# WORK TASK
Look for the string "content" in the listing. Copy each line that has it.

# ENTRIES PROVIDED
-------

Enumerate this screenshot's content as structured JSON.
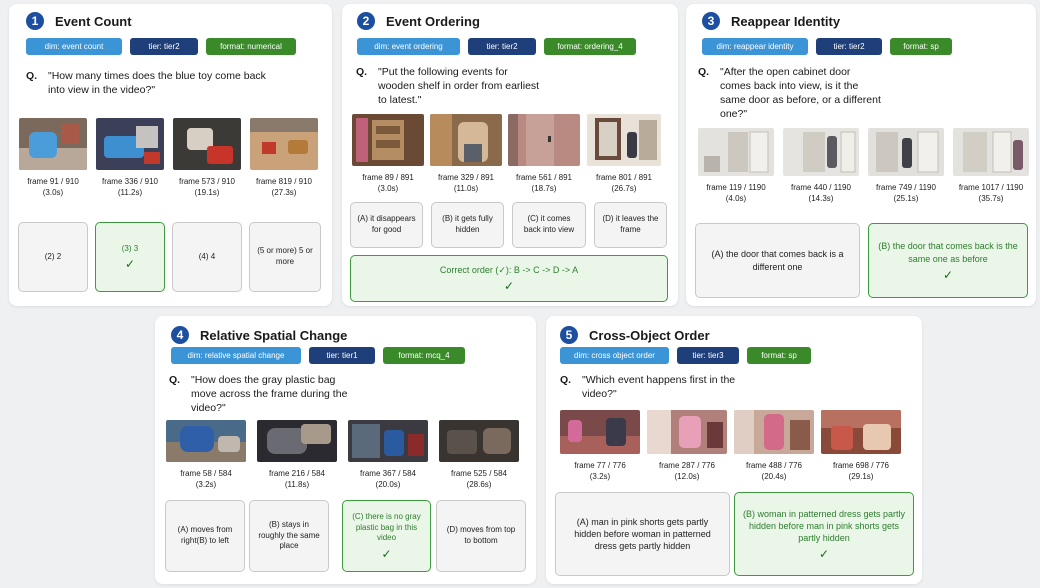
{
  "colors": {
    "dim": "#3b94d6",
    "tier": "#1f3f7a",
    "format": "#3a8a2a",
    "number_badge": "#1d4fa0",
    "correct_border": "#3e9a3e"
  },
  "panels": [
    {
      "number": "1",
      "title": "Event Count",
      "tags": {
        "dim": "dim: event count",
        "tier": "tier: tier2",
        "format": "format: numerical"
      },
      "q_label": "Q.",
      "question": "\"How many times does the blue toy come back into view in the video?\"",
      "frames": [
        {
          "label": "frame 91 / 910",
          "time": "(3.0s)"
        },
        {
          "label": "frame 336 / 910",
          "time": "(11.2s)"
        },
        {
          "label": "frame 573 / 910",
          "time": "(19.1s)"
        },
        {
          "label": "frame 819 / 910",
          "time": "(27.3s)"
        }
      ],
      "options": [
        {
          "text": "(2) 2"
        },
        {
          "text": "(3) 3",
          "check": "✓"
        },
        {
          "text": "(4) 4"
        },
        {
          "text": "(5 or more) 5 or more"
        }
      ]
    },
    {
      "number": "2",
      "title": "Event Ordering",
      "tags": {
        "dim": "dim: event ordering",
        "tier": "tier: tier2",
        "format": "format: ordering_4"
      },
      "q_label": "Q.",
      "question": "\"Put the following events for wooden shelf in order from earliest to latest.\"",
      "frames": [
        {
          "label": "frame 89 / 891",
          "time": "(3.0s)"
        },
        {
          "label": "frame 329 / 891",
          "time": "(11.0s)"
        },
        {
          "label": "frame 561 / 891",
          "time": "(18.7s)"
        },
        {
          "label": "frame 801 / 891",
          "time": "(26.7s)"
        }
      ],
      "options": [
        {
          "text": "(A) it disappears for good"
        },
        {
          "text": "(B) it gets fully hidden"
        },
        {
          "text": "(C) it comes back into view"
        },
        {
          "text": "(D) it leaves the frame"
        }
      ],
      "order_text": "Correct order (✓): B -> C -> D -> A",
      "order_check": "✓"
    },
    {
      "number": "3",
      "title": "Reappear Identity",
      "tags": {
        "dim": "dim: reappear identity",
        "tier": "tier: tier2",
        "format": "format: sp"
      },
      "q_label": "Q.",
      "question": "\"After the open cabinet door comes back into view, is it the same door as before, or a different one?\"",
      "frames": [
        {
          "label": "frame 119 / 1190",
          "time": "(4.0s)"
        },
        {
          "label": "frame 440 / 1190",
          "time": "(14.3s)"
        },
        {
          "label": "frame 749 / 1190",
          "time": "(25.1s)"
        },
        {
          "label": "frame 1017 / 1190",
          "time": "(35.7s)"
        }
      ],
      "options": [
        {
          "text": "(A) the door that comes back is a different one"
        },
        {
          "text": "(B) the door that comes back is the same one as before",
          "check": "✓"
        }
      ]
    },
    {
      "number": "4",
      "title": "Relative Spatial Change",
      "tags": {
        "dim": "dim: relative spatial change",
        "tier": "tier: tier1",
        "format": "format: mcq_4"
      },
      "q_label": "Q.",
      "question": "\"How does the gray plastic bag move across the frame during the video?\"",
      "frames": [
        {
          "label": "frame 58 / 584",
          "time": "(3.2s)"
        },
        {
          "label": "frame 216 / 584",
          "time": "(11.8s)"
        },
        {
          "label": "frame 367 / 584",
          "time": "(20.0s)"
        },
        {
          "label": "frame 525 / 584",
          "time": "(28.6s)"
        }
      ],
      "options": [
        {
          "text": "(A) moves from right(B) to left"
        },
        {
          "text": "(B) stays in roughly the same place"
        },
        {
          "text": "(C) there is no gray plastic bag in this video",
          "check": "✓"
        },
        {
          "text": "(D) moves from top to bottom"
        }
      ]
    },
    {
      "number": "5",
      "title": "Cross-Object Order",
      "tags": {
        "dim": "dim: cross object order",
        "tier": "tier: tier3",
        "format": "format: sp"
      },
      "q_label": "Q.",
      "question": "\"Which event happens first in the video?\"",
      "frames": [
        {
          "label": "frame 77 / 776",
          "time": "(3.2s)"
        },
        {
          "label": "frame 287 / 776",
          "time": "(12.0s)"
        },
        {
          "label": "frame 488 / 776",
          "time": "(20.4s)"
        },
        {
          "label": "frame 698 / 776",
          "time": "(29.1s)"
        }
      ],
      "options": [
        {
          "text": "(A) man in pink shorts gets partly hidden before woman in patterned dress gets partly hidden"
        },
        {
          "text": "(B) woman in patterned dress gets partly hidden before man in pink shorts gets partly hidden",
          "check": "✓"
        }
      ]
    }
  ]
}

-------

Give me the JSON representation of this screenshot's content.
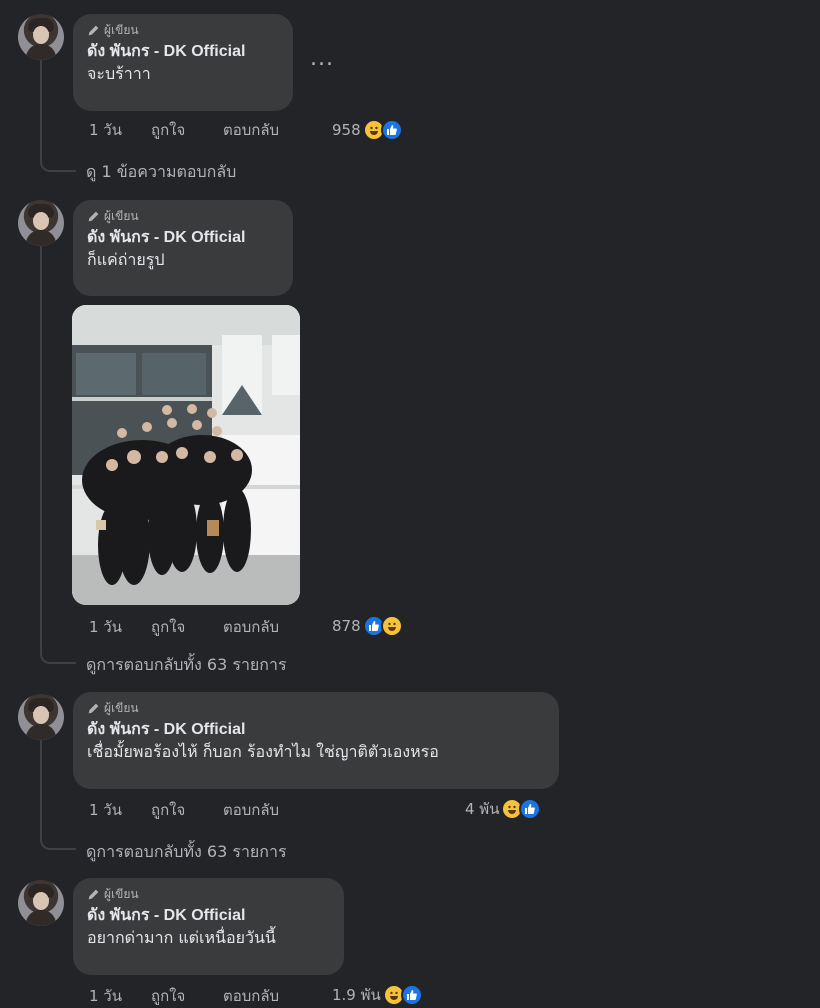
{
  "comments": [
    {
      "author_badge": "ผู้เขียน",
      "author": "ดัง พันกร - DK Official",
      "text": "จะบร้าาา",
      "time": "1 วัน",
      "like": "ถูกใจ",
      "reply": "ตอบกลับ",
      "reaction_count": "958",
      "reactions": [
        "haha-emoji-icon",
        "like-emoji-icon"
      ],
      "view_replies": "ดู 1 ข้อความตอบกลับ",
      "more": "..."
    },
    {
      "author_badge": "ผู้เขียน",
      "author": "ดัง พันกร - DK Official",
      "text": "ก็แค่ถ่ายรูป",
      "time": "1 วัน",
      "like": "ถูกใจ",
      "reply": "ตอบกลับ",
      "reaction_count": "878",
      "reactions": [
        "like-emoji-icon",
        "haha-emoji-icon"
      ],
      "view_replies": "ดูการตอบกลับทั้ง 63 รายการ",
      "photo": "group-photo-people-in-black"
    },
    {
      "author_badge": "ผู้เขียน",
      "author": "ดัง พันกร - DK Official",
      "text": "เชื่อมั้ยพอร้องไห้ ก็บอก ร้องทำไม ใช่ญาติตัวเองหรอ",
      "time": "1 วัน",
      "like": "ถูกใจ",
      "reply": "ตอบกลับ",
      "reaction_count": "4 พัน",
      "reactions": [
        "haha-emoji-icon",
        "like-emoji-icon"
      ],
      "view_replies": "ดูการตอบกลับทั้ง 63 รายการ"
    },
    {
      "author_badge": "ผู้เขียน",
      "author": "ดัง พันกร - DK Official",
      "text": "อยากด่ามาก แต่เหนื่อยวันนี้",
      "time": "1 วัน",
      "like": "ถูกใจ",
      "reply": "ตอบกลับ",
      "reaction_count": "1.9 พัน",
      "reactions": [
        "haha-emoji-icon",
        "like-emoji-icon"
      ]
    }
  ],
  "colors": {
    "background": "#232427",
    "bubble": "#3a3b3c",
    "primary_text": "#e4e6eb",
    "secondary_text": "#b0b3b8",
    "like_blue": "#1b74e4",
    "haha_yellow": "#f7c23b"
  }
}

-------

# EXERCISE RESPONSE
Enumerate this screenshot's content as structured JSON.
Give me the JSON representation of this screenshot's content.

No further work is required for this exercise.